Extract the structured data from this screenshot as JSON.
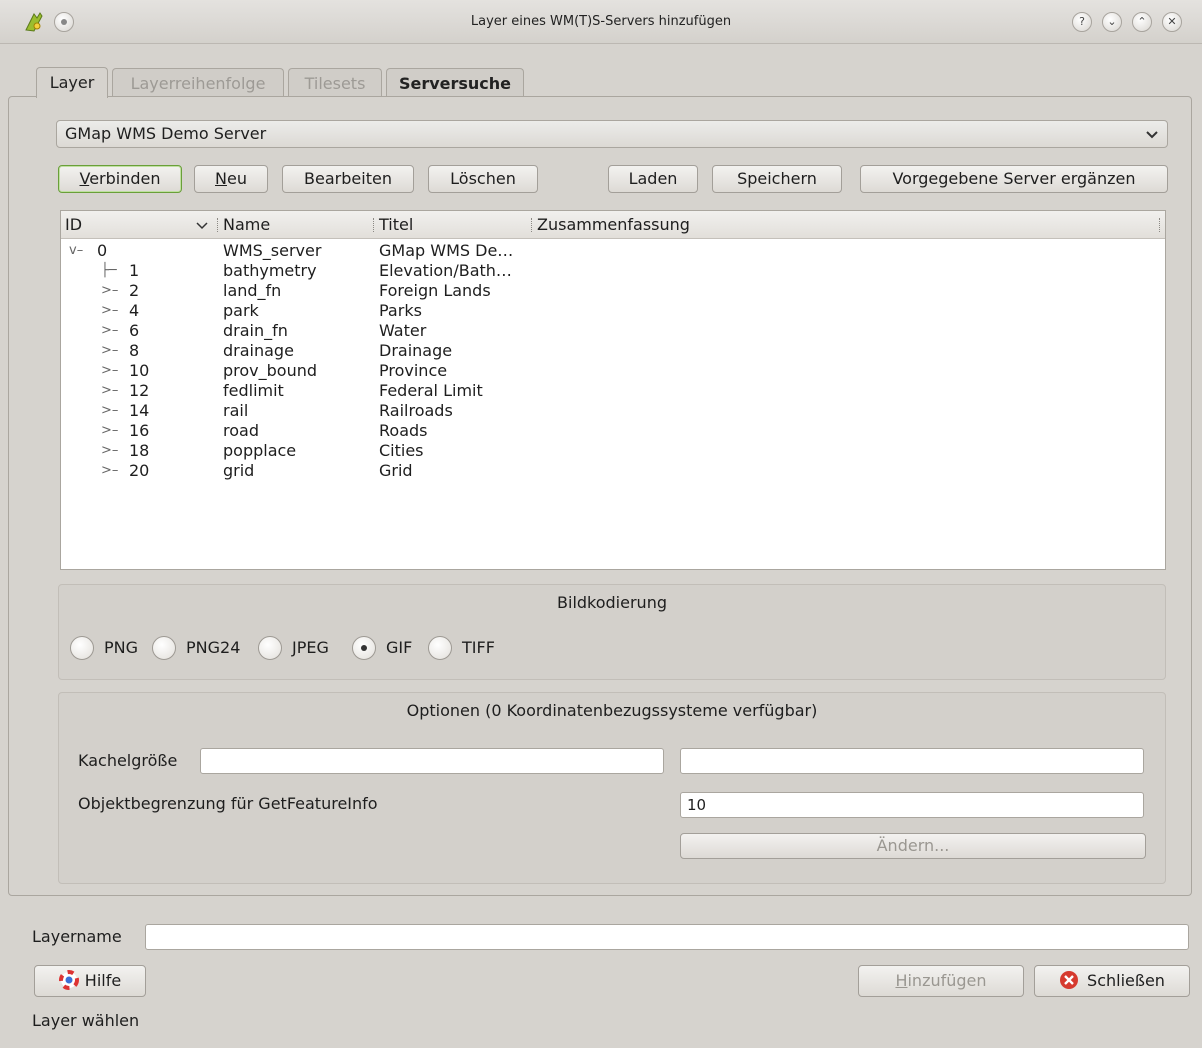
{
  "window": {
    "title": "Layer eines WM(T)S-Servers hinzufügen",
    "controls": [
      "?",
      "⌄",
      "⌃",
      "✕"
    ]
  },
  "tabs": [
    {
      "label": "Layer",
      "state": "active"
    },
    {
      "label": "Layerreihenfolge",
      "state": "disabled"
    },
    {
      "label": "Tilesets",
      "state": "disabled"
    },
    {
      "label": "Serversuche",
      "state": "normal"
    }
  ],
  "server_combo": {
    "value": "GMap WMS Demo Server"
  },
  "buttons": {
    "connect": {
      "mnemonic": "V",
      "rest": "erbinden"
    },
    "new": {
      "mnemonic": "N",
      "rest": "eu"
    },
    "edit": "Bearbeiten",
    "delete": "Löschen",
    "load": "Laden",
    "save": "Speichern",
    "add_default": "Vorgegebene Server ergänzen"
  },
  "tree": {
    "columns": [
      "ID",
      "Name",
      "Titel",
      "Zusammenfassung"
    ],
    "rows": [
      {
        "id": "0",
        "name": "WMS_server",
        "title": "GMap WMS De…",
        "branch": "root"
      },
      {
        "id": "1",
        "name": "bathymetry",
        "title": "Elevation/Bath…",
        "branch": "leaf"
      },
      {
        "id": "2",
        "name": "land_fn",
        "title": "Foreign Lands",
        "branch": "collapsed"
      },
      {
        "id": "4",
        "name": "park",
        "title": "Parks",
        "branch": "collapsed"
      },
      {
        "id": "6",
        "name": "drain_fn",
        "title": "Water",
        "branch": "collapsed"
      },
      {
        "id": "8",
        "name": "drainage",
        "title": "Drainage",
        "branch": "collapsed"
      },
      {
        "id": "10",
        "name": "prov_bound",
        "title": "Province",
        "branch": "collapsed"
      },
      {
        "id": "12",
        "name": "fedlimit",
        "title": "Federal Limit",
        "branch": "collapsed"
      },
      {
        "id": "14",
        "name": "rail",
        "title": "Railroads",
        "branch": "collapsed"
      },
      {
        "id": "16",
        "name": "road",
        "title": "Roads",
        "branch": "collapsed"
      },
      {
        "id": "18",
        "name": "popplace",
        "title": "Cities",
        "branch": "collapsed"
      },
      {
        "id": "20",
        "name": "grid",
        "title": "Grid",
        "branch": "collapsed"
      }
    ]
  },
  "encoding": {
    "title": "Bildkodierung",
    "options": [
      "PNG",
      "PNG24",
      "JPEG",
      "GIF",
      "TIFF"
    ],
    "selected": "GIF"
  },
  "options": {
    "title": "Optionen (0 Koordinatenbezugssysteme verfügbar)",
    "tile_size_label": "Kachelgröße",
    "tile_width": "",
    "tile_height": "",
    "feature_limit_label": "Objektbegrenzung für GetFeatureInfo",
    "feature_limit_value": "10",
    "change_button": "Ändern..."
  },
  "layer_name": {
    "label": "Layername",
    "value": ""
  },
  "footer": {
    "help": "Hilfe",
    "add": {
      "mnemonic": "H",
      "rest": "inzufügen"
    },
    "close": "Schließen",
    "status": "Layer wählen"
  }
}
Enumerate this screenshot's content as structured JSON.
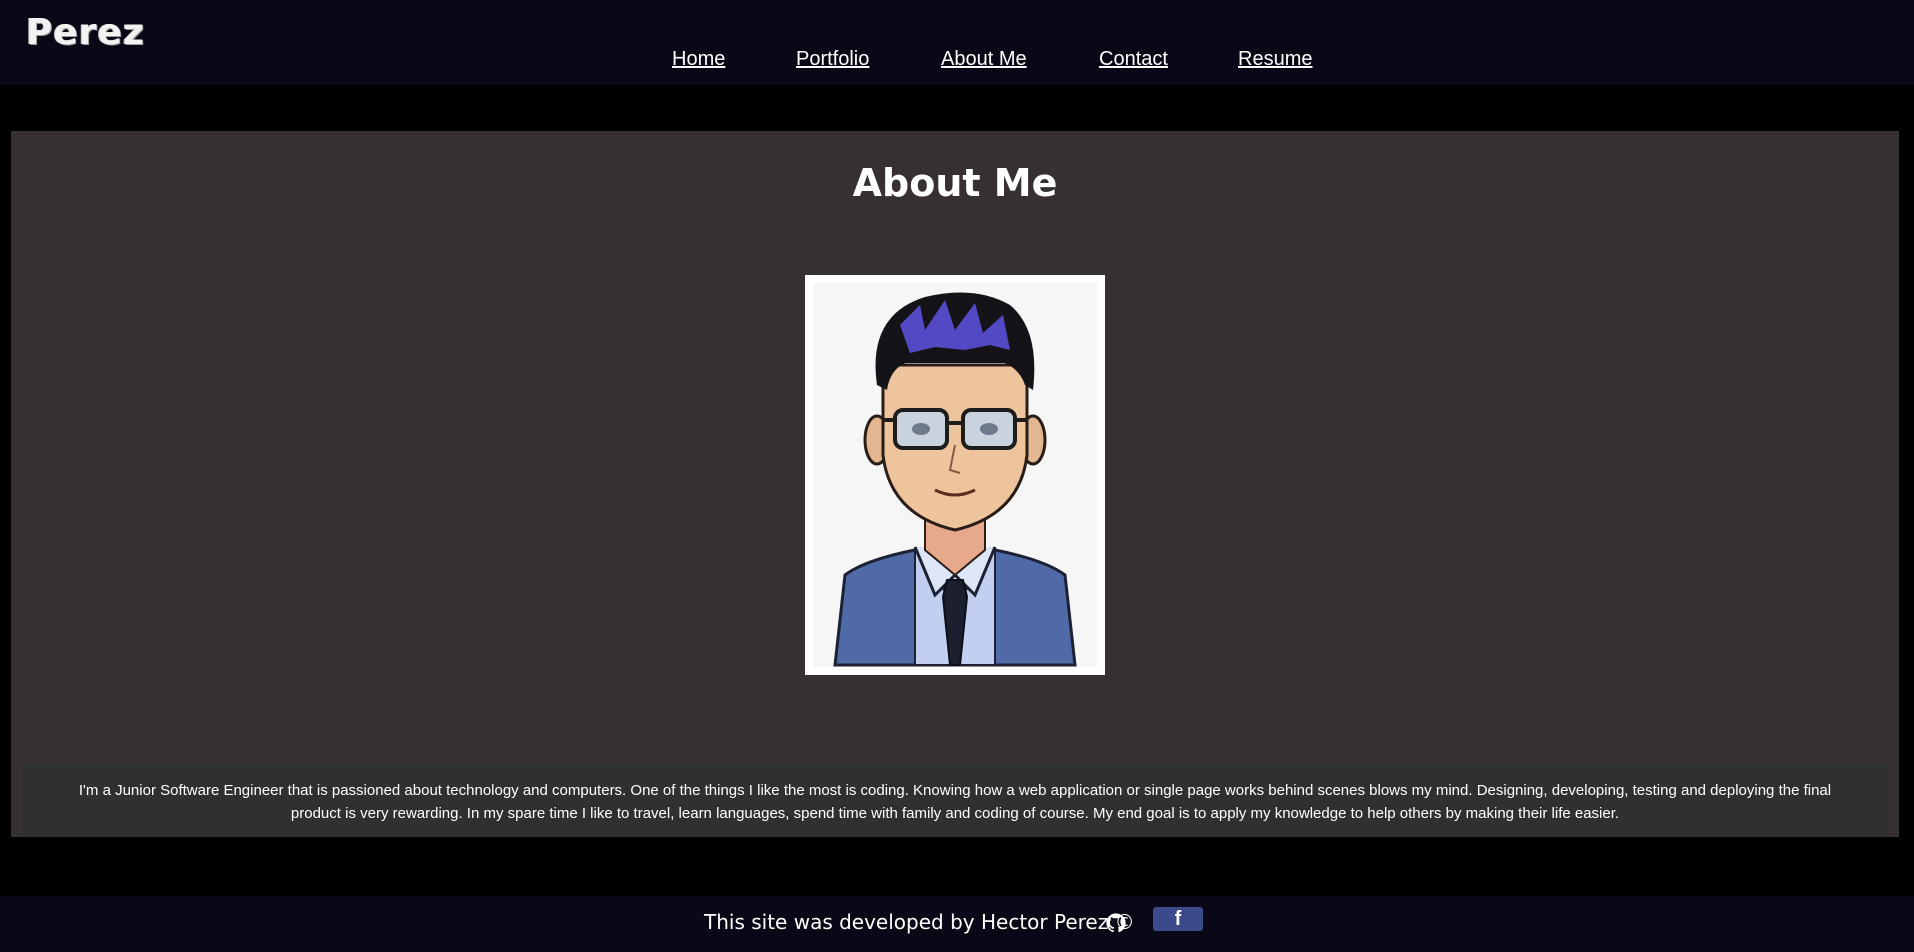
{
  "header": {
    "logo": "Perez",
    "nav": [
      {
        "label": "Home"
      },
      {
        "label": "Portfolio"
      },
      {
        "label": "About Me"
      },
      {
        "label": "Contact"
      },
      {
        "label": "Resume"
      }
    ]
  },
  "about": {
    "title": "About Me",
    "image_icon": "cartoon-avatar-portrait",
    "bio": "I'm a Junior Software Engineer that is passioned about technology and computers. One of the things I like the most is coding. Knowing how a web application or single page works behind scenes blows my mind. Designing, developing, testing and deploying the final product is very rewarding. In my spare time I like to travel, learn languages, spend time with family and coding of course. My end goal is to apply my knowledge to help others by making their life easier."
  },
  "footer": {
    "text": "This site was developed by Hector Perez ©",
    "github_icon": "github-icon",
    "facebook_label": "f"
  },
  "colors": {
    "header_bg": "#090817",
    "page_bg": "#000000",
    "section_bg": "#363031",
    "bio_bg": "#2e3031",
    "facebook_bg": "#3c4a8c"
  }
}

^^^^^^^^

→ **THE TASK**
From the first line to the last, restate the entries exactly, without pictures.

→ **WRITTEN RESPONSE**
Extract the structured data from this screenshot as JSON.
{
  "window": {
    "title": "Layer eines WM(T)S-Servers hinzufügen",
    "controls": [
      "?",
      "⌄",
      "⌃",
      "✕"
    ]
  },
  "tabs": [
    {
      "label": "Layer",
      "state": "active"
    },
    {
      "label": "Layerreihenfolge",
      "state": "disabled"
    },
    {
      "label": "Tilesets",
      "state": "disabled"
    },
    {
      "label": "Serversuche",
      "state": "normal"
    }
  ],
  "server_combo": {
    "value": "GMap WMS Demo Server"
  },
  "buttons": {
    "connect": {
      "mnemonic": "V",
      "rest": "erbinden"
    },
    "new": {
      "mnemonic": "N",
      "rest": "eu"
    },
    "edit": "Bearbeiten",
    "delete": "Löschen",
    "load": "Laden",
    "save": "Speichern",
    "add_default": "Vorgegebene Server ergänzen"
  },
  "tree": {
    "columns": [
      "ID",
      "Name",
      "Titel",
      "Zusammenfassung"
    ],
    "rows": [
      {
        "id": "0",
        "name": "WMS_server",
        "title": "GMap WMS De…",
        "branch": "root"
      },
      {
        "id": "1",
        "name": "bathymetry",
        "title": "Elevation/Bath…",
        "branch": "leaf"
      },
      {
        "id": "2",
        "name": "land_fn",
        "title": "Foreign Lands",
        "branch": "collapsed"
      },
      {
        "id": "4",
        "name": "park",
        "title": "Parks",
        "branch": "collapsed"
      },
      {
        "id": "6",
        "name": "drain_fn",
        "title": "Water",
        "branch": "collapsed"
      },
      {
        "id": "8",
        "name": "drainage",
        "title": "Drainage",
        "branch": "collapsed"
      },
      {
        "id": "10",
        "name": "prov_bound",
        "title": "Province",
        "branch": "collapsed"
      },
      {
        "id": "12",
        "name": "fedlimit",
        "title": "Federal Limit",
        "branch": "collapsed"
      },
      {
        "id": "14",
        "name": "rail",
        "title": "Railroads",
        "branch": "collapsed"
      },
      {
        "id": "16",
        "name": "road",
        "title": "Roads",
        "branch": "collapsed"
      },
      {
        "id": "18",
        "name": "popplace",
        "title": "Cities",
        "branch": "collapsed"
      },
      {
        "id": "20",
        "name": "grid",
        "title": "Grid",
        "branch": "collapsed"
      }
    ]
  },
  "encoding": {
    "title": "Bildkodierung",
    "options": [
      "PNG",
      "PNG24",
      "JPEG",
      "GIF",
      "TIFF"
    ],
    "selected": "GIF"
  },
  "options": {
    "title": "Optionen (0 Koordinatenbezugssysteme verfügbar)",
    "tile_size_label": "Kachelgröße",
    "tile_width": "",
    "tile_height": "",
    "feature_limit_label": "Objektbegrenzung für GetFeatureInfo",
    "feature_limit_value": "10",
    "change_button": "Ändern..."
  },
  "layer_name": {
    "label": "Layername",
    "value": ""
  },
  "footer": {
    "help": "Hilfe",
    "add": {
      "mnemonic": "H",
      "rest": "inzufügen"
    },
    "close": "Schließen",
    "status": "Layer wählen"
  }
}
Enumerate this screenshot's content as structured JSON.
{
  "header": {
    "logo": "Perez",
    "nav": [
      {
        "label": "Home"
      },
      {
        "label": "Portfolio"
      },
      {
        "label": "About Me"
      },
      {
        "label": "Contact"
      },
      {
        "label": "Resume"
      }
    ]
  },
  "about": {
    "title": "About Me",
    "image_icon": "cartoon-avatar-portrait",
    "bio": "I'm a Junior Software Engineer that is passioned about technology and computers. One of the things I like the most is coding. Knowing how a web application or single page works behind scenes blows my mind. Designing, developing, testing and deploying the final product is very rewarding. In my spare time I like to travel, learn languages, spend time with family and coding of course. My end goal is to apply my knowledge to help others by making their life easier."
  },
  "footer": {
    "text": "This site was developed by Hector Perez ©",
    "github_icon": "github-icon",
    "facebook_label": "f"
  },
  "colors": {
    "header_bg": "#090817",
    "page_bg": "#000000",
    "section_bg": "#363031",
    "bio_bg": "#2e3031",
    "facebook_bg": "#3c4a8c"
  }
}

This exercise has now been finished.